Why Your Avocado Tree Leaves Are Turning Brown, And What To Do About It?

Growing avocado trees can be a source of joy if you love looking at green foliage or adore eating guacamole and avocado toast. But the joy can easily turn into concern when the green avocado leaves begin browning. While it's normal for your avocado tree to have 10% of its leaves turn brown at any given time, you must initiate action if the brown spots start taking over your tree entirely. However, making fixes requires the identification of the cause of browning, and for avocado tree leaves, the causes are plenty.

Being tropical evergreen trees, avocados grow better in warm, frost-free zones, but can turn brown when exposed to dry air, which further promotes water loss through excessive transpiration. An overaccumulation of chloride salts in your avocado tree's soil could also possibly turn the leaves brown. Nutrient deficiencies, fungal diseases, and poor pest control are other possible reasons. At times, the leaves may become scorched and wilt away due to excessive heat — a critical issue given the concerns over global warming.

Reasons your avocado tree leaves are turning brown

Oftentimes, avocado leaves carry additional tell-tale signs that help pinpoint the true cause of browning. For instance, if, in addition to becoming brown, the avocado leaves are dry to the touch and wilt quickly, then it could be indicative of underwatering.

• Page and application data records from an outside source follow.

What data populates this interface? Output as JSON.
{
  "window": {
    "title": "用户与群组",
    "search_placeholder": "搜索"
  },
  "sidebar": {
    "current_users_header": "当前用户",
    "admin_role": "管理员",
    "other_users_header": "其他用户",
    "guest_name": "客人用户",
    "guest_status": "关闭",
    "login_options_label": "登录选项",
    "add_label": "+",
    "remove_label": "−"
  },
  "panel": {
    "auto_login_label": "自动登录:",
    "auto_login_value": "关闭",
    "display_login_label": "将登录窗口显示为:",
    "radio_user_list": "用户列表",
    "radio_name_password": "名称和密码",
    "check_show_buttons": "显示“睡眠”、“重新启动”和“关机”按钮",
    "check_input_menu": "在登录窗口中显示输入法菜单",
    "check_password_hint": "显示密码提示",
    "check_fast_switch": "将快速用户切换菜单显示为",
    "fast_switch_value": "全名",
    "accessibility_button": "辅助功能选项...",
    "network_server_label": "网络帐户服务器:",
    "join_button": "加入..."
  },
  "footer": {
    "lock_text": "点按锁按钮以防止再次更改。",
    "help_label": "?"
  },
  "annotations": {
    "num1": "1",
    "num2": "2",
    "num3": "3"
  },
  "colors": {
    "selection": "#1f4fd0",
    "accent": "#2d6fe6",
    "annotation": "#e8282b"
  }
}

Checking for dryness in the top 4 inches of the topsoil will help cement your conclusion further.

However, if underwatering isn't an issue, then closely monitoring the pattern of browning can provide further clues. As avocado trees are relatively more sensitive to chlorine salts, any disproportionate buildup due to shallow watering or high evaporation levels can cause the leaves to turn brown from the tips, eventually being taken over in entirety and dying in the process. Getting a salinity test done is another way to verify your prognosis.

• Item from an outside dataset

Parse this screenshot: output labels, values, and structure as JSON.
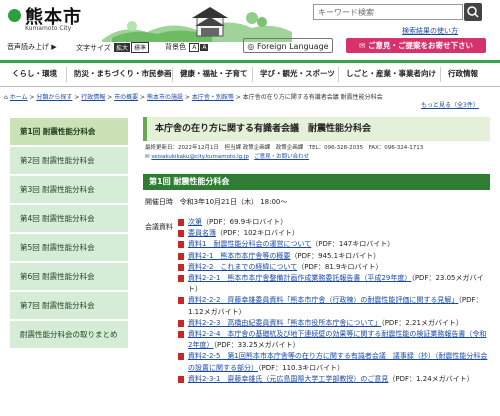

Another factor to keep an eye out for is fungal infections and pest infestations. When leaves show small dark brown spots with a yellow halo or circular brownish-black spots that ultimately become sunken, they could indicate Cercospora spot and Anthracnose diseases, respectively. If none of these reasons track, the soil can also be tested for nutritional deficiencies, as poor iron, nitrogen, and zinc levels can possibly lead to brown leaves.

What you can do about it

Not all hope is lost, though. Avocado trees can recover and grow back to their lush green selves once appropriate measures are taken. Dry soils and poor moisture levels can be easily treated through adequate watering down to 2 feet of soil until its texture is spongy. Be careful of overwatering, however, as it may cause the tree to develop root rot. To further improve the soil's porosity, mix 2 inches of compost and reapply it every other month.

If your avocado tree suffers from excessive chloride, flushing out the salts by deep watering twice a week can help, provided the soil is well-drained. Gardeners generally use the leaching fraction, that is, watering an additional 10% to 20% during the cycle. Alternatively, drip sprinklers can be used to water the tree for 24 hours once a month during the hot season.

As for nutritional deficiencies causing the browning of your avocado tree's leaves, suitable fertilizers can be added to the soil based on the soil test results. The treatment for diseases, however, would vary across the types of fungi and pests and might require professional help.